We are well-aware of the negative effects of air pollution on human health and on the environment, but a recent study at Duke University has revealed that global solar energy production is taking a major hit due to air pollution and dust.
The frozen landscape of Antarctica is getting greener. Researchers drilling into layers of moss that have been accumulating in Antarctica over the last 150 years have found that the growth rate of the moss has been speeding up over the past 50 years.
The end of 2013 marked the first occasional observations of carbon dioxide levels in the atmosphere of 400 parts per million. There is nothing magical about that value, but we do tend to focus on round numbers.
One of the most exciting possibilities for future solar energy technology is that of solar cells that can be sprayed or printed on to surfaces like the windows of skyscrapers, the roofs of sports utility vehicles, or the walls of houses. And the expectation is that such technology would be far cheaper than today’s silicon-based solar panels.
Amphibians are one of the most threatened groups of animals on the planet. Since the late 1980s, scientists have measured dramatic population declines from locations all over the world. The plummeting amphibian populations are perceived to be one of the most critical threats to global biodiversity. According to the IUCN, about 1 of every 3 amphibian species is facing extinction. Some of the greatest threats facing amphibians include climate change, disease, and habitat destruction.
At the end of last year, Southern California Edison turned on the largest lithium-ion battery storage facility in the world in Ontario, California. It is a substation with 80 megawatt-hours of capacity, enough energy to power 2,500 households or charge 1,000 Tesla cars a day.

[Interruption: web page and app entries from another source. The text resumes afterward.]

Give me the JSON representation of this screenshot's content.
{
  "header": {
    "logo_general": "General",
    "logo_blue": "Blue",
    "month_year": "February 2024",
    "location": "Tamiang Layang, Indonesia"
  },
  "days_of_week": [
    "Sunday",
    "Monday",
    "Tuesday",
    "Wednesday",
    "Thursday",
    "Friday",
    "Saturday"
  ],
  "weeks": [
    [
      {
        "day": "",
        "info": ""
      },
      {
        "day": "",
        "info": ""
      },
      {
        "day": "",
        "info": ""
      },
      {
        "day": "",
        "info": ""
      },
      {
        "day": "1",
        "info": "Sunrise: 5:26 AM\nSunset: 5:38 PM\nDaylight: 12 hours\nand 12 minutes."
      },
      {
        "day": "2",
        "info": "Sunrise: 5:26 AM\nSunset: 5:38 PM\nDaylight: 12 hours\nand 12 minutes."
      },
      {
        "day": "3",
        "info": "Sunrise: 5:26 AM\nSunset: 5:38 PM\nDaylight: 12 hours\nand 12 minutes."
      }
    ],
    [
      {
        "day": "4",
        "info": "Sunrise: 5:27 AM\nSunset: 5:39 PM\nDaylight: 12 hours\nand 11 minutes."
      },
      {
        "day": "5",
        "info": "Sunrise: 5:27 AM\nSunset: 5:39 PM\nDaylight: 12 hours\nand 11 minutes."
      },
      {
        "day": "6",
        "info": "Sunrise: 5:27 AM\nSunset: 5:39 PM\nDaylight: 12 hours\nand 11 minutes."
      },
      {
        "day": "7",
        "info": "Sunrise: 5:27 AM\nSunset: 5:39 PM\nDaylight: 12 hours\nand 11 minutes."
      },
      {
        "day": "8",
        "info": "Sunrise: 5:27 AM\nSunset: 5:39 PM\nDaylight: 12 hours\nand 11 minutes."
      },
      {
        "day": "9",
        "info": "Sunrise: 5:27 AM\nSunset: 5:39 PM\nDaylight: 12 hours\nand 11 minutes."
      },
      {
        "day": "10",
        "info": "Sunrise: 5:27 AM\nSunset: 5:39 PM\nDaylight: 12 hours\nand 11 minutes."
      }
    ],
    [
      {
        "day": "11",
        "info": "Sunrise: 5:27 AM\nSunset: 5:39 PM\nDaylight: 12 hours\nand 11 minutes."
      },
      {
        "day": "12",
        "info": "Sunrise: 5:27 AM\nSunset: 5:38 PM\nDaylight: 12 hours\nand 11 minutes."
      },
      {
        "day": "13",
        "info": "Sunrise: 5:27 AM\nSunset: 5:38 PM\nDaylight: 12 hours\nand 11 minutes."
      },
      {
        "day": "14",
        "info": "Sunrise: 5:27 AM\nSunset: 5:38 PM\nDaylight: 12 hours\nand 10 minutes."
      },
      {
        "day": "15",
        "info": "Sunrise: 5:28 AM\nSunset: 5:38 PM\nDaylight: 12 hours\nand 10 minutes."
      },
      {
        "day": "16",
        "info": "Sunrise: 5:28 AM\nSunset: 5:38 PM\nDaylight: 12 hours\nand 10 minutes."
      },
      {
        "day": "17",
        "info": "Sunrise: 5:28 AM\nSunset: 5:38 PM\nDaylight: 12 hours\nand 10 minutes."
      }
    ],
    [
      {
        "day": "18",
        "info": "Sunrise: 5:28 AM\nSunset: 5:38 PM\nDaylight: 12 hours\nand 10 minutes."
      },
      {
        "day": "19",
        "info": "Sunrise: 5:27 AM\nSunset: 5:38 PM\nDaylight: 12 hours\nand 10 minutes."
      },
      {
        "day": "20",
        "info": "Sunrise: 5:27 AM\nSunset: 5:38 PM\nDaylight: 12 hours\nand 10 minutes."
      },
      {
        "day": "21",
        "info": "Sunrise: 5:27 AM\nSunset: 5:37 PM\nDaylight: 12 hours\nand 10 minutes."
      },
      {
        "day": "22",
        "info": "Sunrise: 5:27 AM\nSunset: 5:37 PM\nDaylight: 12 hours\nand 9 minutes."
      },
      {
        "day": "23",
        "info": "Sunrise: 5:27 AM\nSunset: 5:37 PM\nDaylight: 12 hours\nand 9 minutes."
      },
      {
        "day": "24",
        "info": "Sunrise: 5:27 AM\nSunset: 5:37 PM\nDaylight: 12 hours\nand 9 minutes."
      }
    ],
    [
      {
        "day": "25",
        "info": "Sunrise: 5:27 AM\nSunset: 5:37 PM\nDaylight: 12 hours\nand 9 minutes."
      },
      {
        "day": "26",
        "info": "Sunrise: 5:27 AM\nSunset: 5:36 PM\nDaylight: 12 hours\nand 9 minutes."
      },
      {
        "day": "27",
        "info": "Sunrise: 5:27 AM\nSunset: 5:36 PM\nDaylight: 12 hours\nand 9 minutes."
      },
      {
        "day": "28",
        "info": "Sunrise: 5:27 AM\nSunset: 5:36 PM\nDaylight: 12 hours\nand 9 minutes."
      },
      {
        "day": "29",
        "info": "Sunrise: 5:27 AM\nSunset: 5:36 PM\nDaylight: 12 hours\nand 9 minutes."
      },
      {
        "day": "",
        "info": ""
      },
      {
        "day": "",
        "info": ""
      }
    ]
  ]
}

It’s no secret that there is a lot of plastic debris in our oceans. In fact, scientists estimate that there is more than 165 million tons of plastic trash swirling about in our oceans today, with an additional 8.8 million tons flowing in every year. And as the oceans swell with plastic litter, hundreds of marine species are ingesting the stuff – often with dire consequences.